- **PROVIDED ENTRIES**
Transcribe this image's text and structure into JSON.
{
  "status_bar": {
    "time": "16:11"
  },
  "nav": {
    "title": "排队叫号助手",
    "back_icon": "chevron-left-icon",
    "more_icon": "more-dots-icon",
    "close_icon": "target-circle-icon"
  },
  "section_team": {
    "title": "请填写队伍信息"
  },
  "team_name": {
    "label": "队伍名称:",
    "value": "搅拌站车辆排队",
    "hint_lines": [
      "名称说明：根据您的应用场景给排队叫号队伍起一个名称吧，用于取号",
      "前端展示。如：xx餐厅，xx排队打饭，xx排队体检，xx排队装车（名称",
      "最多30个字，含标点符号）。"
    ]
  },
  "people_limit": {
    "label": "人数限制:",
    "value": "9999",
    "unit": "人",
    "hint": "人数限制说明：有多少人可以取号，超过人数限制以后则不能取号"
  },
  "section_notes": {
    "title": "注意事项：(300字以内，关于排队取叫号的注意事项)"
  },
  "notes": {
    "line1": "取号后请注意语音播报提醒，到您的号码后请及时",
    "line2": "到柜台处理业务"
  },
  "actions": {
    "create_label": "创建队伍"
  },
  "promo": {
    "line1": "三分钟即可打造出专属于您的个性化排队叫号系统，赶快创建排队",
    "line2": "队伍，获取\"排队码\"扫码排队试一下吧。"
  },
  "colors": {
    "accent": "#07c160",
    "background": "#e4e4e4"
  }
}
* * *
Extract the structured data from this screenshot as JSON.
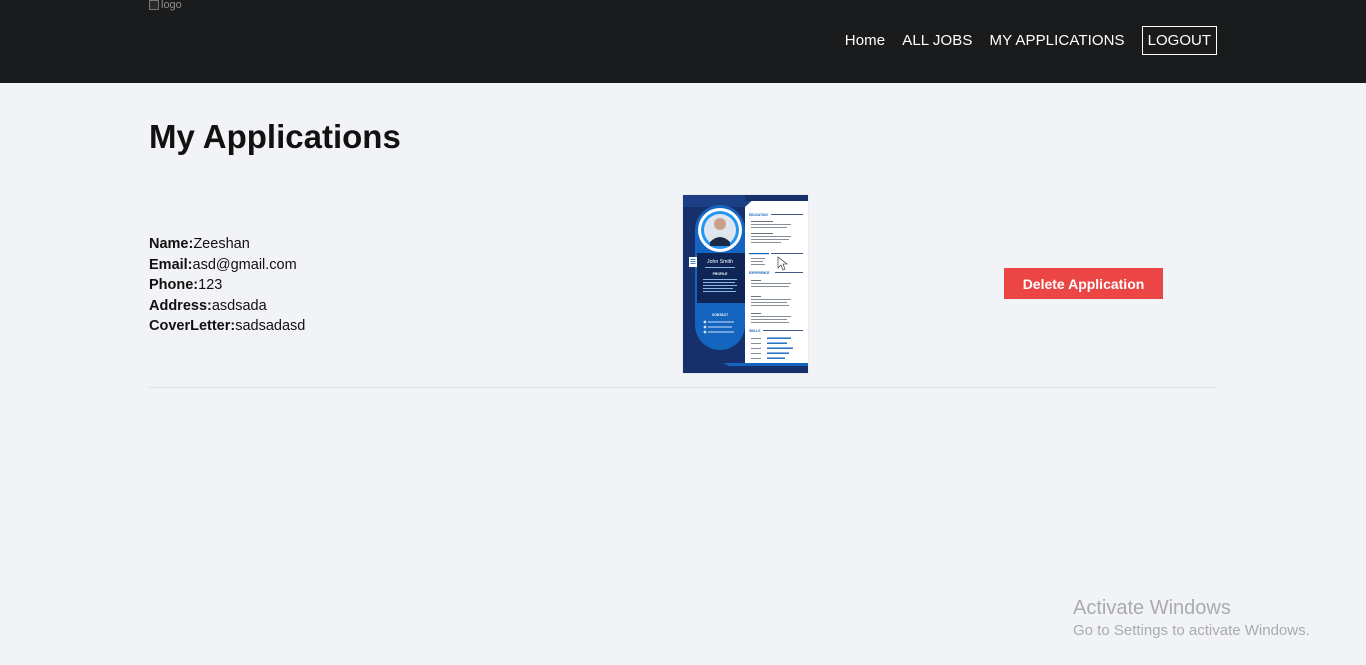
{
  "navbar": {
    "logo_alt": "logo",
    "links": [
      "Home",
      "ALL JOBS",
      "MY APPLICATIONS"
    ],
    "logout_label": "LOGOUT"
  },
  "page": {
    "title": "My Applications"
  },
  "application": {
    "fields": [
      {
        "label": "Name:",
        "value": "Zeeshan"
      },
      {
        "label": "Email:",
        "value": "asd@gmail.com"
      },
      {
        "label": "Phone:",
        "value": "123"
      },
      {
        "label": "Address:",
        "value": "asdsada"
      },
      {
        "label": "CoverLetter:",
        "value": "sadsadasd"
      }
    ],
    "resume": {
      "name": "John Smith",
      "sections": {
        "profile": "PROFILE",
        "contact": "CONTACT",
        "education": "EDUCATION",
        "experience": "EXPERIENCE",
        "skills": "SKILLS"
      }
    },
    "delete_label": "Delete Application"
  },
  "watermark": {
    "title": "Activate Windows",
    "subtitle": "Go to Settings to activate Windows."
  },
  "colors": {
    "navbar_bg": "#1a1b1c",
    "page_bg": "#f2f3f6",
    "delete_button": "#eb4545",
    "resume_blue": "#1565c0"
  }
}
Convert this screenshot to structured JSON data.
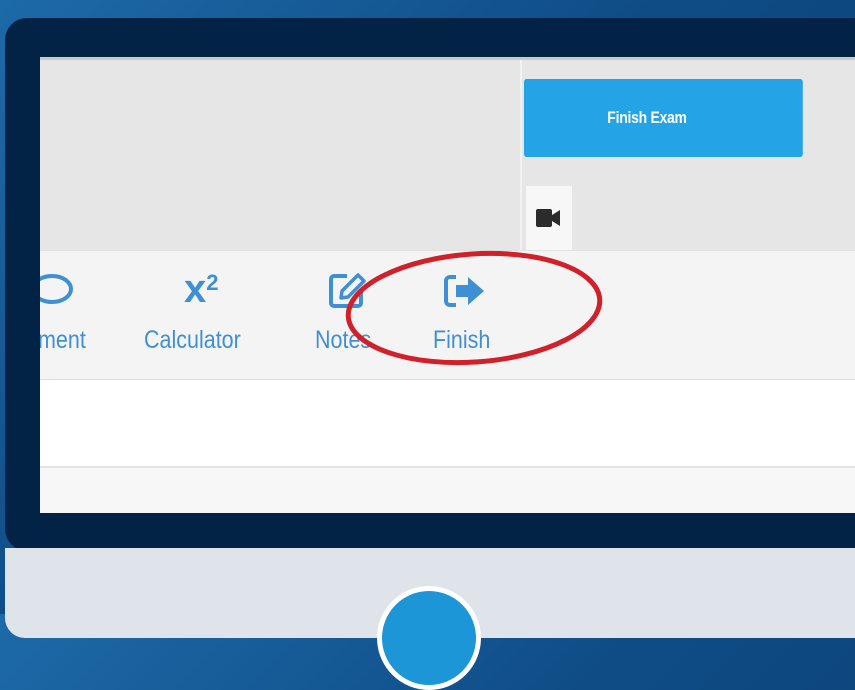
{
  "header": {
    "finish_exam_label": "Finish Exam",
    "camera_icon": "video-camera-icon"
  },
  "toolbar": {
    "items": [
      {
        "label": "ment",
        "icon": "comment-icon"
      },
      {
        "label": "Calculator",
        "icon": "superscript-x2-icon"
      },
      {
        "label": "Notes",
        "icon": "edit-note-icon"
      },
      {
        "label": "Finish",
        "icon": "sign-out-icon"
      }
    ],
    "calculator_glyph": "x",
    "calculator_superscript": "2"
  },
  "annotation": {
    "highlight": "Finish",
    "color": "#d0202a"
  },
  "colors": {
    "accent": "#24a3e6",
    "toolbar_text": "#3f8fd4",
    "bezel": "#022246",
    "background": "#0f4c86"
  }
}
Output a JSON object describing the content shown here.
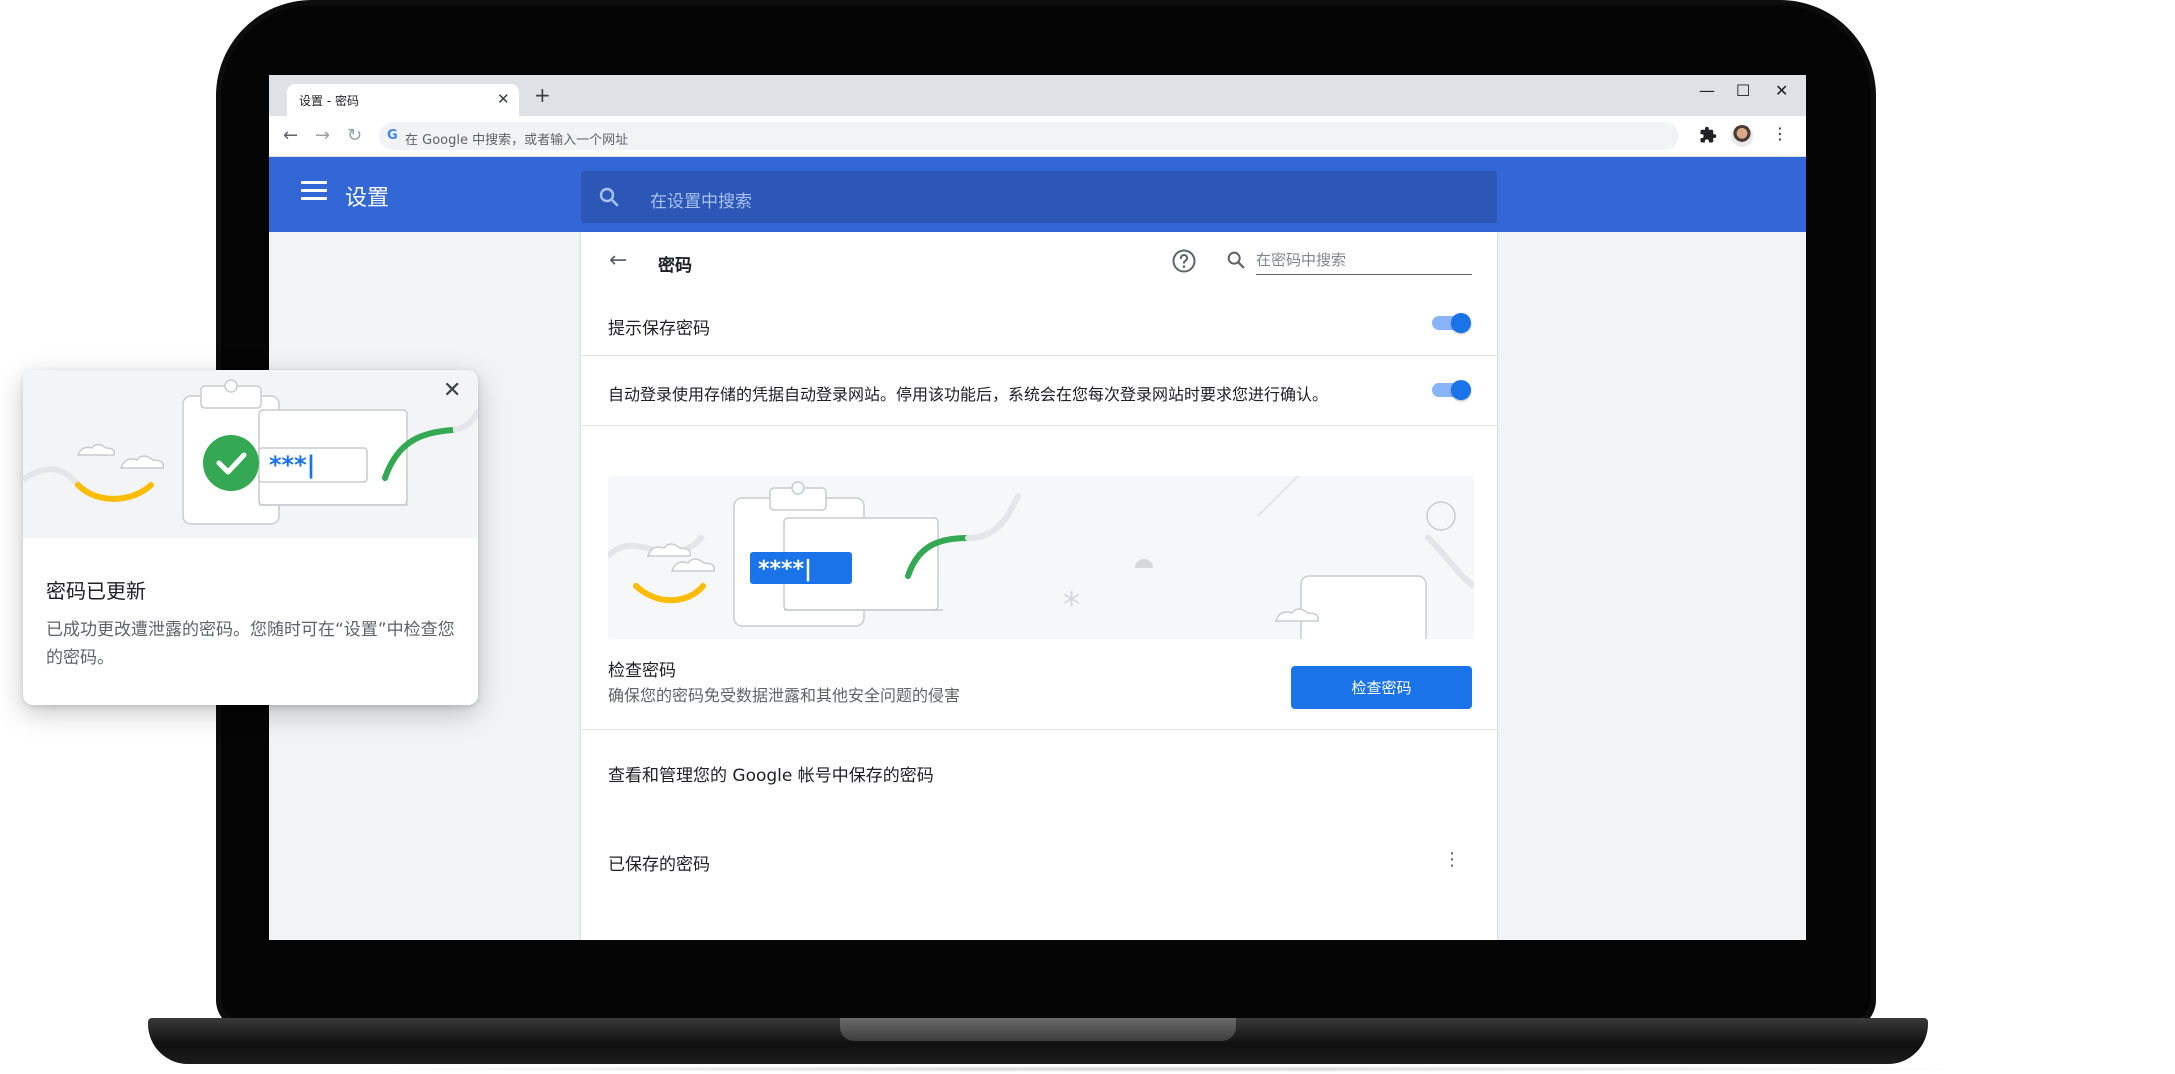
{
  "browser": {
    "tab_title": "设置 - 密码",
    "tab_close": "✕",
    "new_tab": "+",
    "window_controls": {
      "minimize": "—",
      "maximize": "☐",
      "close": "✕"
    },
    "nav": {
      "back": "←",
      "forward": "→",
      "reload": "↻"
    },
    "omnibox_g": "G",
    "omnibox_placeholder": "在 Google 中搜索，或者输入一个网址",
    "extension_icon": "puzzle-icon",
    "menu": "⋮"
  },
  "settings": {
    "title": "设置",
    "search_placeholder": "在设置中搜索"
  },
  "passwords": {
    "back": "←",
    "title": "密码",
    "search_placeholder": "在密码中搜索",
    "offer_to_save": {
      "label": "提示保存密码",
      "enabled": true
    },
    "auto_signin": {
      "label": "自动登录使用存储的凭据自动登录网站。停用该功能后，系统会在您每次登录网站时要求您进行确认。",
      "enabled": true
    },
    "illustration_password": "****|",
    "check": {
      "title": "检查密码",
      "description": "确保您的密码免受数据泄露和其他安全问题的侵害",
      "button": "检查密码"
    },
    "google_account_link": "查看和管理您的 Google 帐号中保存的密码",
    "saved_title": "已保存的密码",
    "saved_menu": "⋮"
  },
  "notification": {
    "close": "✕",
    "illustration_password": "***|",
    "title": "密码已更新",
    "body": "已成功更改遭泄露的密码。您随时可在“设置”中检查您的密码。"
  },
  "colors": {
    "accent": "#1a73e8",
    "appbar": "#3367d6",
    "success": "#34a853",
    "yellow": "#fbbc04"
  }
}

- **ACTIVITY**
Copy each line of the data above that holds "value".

- **THE COMPLETED TASK**
    "value": "搅拌站车辆排队",
    "value": "9999",
        "value": "Zeeshan"
        "value": "asd@gmail.com"
        "value": "123"
        "value": "asdsada"
        "value": "sadsadasd"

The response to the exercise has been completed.